When it’s time to put it away, it’s simply a matter of taking the hook out again, folding it down and reinserting it into the centre column. The hook and mount are both magnetized which can help with cold, fumbling hands, and even if you remove the hook the mount won’t just fall out either as it’s held in place until you pull it out. 

All in all, it’s a beautifully elegant design that is just cool – in the past I’ve always carried a separate smartphone mount but there’s really no need with this design. 

The counterweight hook conceals the smartphone mount. Image: Mike O'Connor

That says, it does have one weakness. With the counterweight hook removed, there’s nothing stopping the centre column from lifting or dropping out entirely if the adjustment knob is loosened.

This is likely only ever a problem if you have the centre column reversed to allow the camera to be positioned close to the ground between the tripod legs and inadvertently turn the adjustment knob, but it’s something to be aware of.

Of course, if you always return the hook to its home, this won’t be a problem, so just don’t shove it in a pocket and forget about it.

Image: Mike O'Connor
Image: Mike O'Connor

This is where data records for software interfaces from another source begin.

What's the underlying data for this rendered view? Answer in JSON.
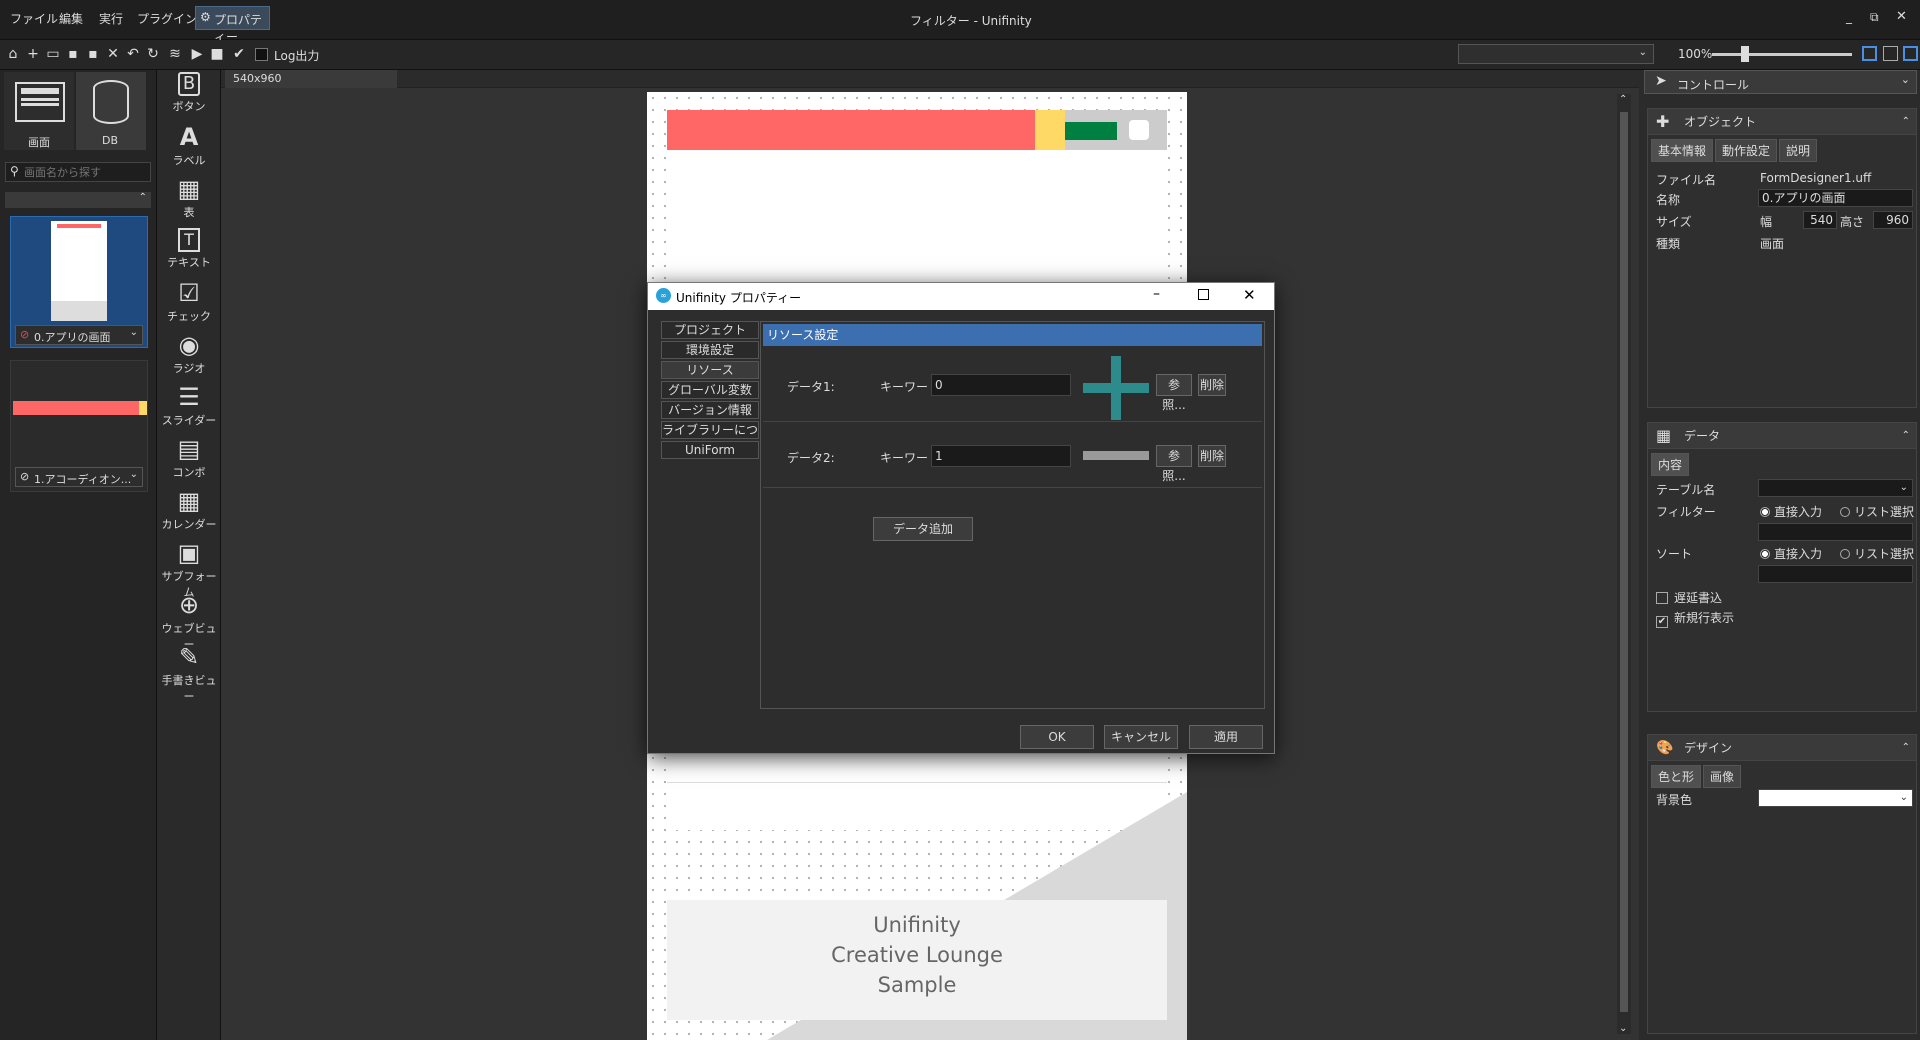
{
  "menu": {
    "file": "ファイル",
    "edit": "編集",
    "run": "実行",
    "plugin": "プラグイン",
    "properties": "プロパティー"
  },
  "window": {
    "title": "フィルター - Unifinity"
  },
  "toolbar": {
    "log_label": "Log出力",
    "zoom": "100%"
  },
  "left": {
    "screen_label": "画面",
    "db_label": "DB",
    "search_placeholder": "画面名から探す",
    "screen_items": [
      {
        "label": "0.アプリの画面"
      },
      {
        "label": "1.アコーディオン..."
      }
    ]
  },
  "palette": {
    "items": [
      {
        "label": "ボタン",
        "icon": "button-icon"
      },
      {
        "label": "ラベル",
        "icon": "label-icon"
      },
      {
        "label": "表",
        "icon": "table-icon"
      },
      {
        "label": "テキスト",
        "icon": "text-icon"
      },
      {
        "label": "チェック",
        "icon": "check-icon"
      },
      {
        "label": "ラジオ",
        "icon": "radio-icon"
      },
      {
        "label": "スライダー",
        "icon": "slider-icon"
      },
      {
        "label": "コンボ",
        "icon": "combo-icon"
      },
      {
        "label": "カレンダー",
        "icon": "calendar-icon"
      },
      {
        "label": "サブフォーム",
        "icon": "subform-icon"
      },
      {
        "label": "ウェブビュー",
        "icon": "webview-icon"
      },
      {
        "label": "手書きビュー",
        "icon": "handwriting-icon"
      }
    ]
  },
  "canvas": {
    "tab_label": "540x960",
    "sample_line1": "Unifinity",
    "sample_line2": "Creative Lounge",
    "sample_line3": "Sample",
    "colors": {
      "red": "#ff6666",
      "yellow": "#ffd966",
      "green": "#008040"
    }
  },
  "dialog": {
    "title": "Unifinity プロパティー",
    "nav": [
      "プロジェクト",
      "環境設定",
      "リソース",
      "グローバル変数",
      "バージョン情報",
      "ライブラリーについて",
      "UniForm"
    ],
    "section_title": "リソース設定",
    "rows": [
      {
        "label": "データ1:",
        "keyword_label": "キーワード:",
        "keyword_value": "0",
        "browse": "参照...",
        "delete": "削除"
      },
      {
        "label": "データ2:",
        "keyword_label": "キーワード:",
        "keyword_value": "1",
        "browse": "参照...",
        "delete": "削除"
      }
    ],
    "add_button": "データ追加",
    "ok": "OK",
    "cancel": "キャンセル",
    "apply": "適用"
  },
  "right": {
    "control_select": "コントロール",
    "object_title": "オブジェクト",
    "object_tabs": [
      "基本情報",
      "動作設定",
      "説明"
    ],
    "file_name_label": "ファイル名",
    "file_name": "FormDesigner1.uff",
    "name_label": "名称",
    "name_value": "0.アプリの画面",
    "size_label": "サイズ",
    "width_label": "幅",
    "width_value": "540",
    "height_label": "高さ",
    "height_value": "960",
    "kind_label": "種類",
    "kind_value": "画面",
    "data_title": "データ",
    "data_tab": "内容",
    "table_name_label": "テーブル名",
    "filter_label": "フィルター",
    "sort_label": "ソート",
    "direct_input": "直接入力",
    "list_select": "リスト選択",
    "delay_write": "遅延書込",
    "new_row": "新規行表示",
    "design_title": "デザイン",
    "design_tabs": [
      "色と形",
      "画像"
    ],
    "bg_label": "背景色"
  }
}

And one last thing – kudos to PD for including a tiny waterproof manual with the travel tripod that tucks into the camera bag. It contained all the information I needed to get up and running and is a handy reference if you ever need to confirm how to setup the tripod in its myriad of different ways.

In the field

I tested the Travel Tripod with my heaviest setup, a Sony A7III and 100-400mm GM lens that together weigh a shade over 2kg, and as you’d probably expect it was rock solid, including at the beach during an incoming tide when the legs were submerged at times, and in windy conditions too. 

Image: Mike O'Connor

Setup was quick and easy and the leg locks click in place with a reassuring clunk. The ballhead is smooth to rotate, and the addition of the visual icon showing the lock and unlock is great at a glance to confirm nothing is going to move. 

It’s worth mentioning too that the included neoprene sleeve has a grippy rubber handle which would accept a variety of different straps, and it’s also got a waterproof zip which is a nice touch.

Image: Mike O'Connor
Image: Mike O'Connor

The wrap up

Peak Design continues to impress us with its cleverly designed photography accessories, and the Travel Tripod is no exception.

What’s refreshing about the Travel Tripod is it really feels like a piece of product design where there’s been a considered and thoughtful approach to refining an already established design.

Combine this with a top shelf build quality and truly impressive size and portability, and the travel tripod is an excellent option for photographers on the go.

At $699, the Travel Tripod is pricey, but when you consider the above, and the multitude of intelligent features that this has resulted in, it’s well worth the investment – especially when you consider how the Travel Tripod’s compact size allows you to take a tripod to places you otherwise might not consider packing one. I recommend it highly.  

The Peak Design Travel Tripod is distributed in Australia by Blonde Robot. Find out more here.

Image: Mike O'Connor
Image: Mike O'Connor
comments powered by Disqus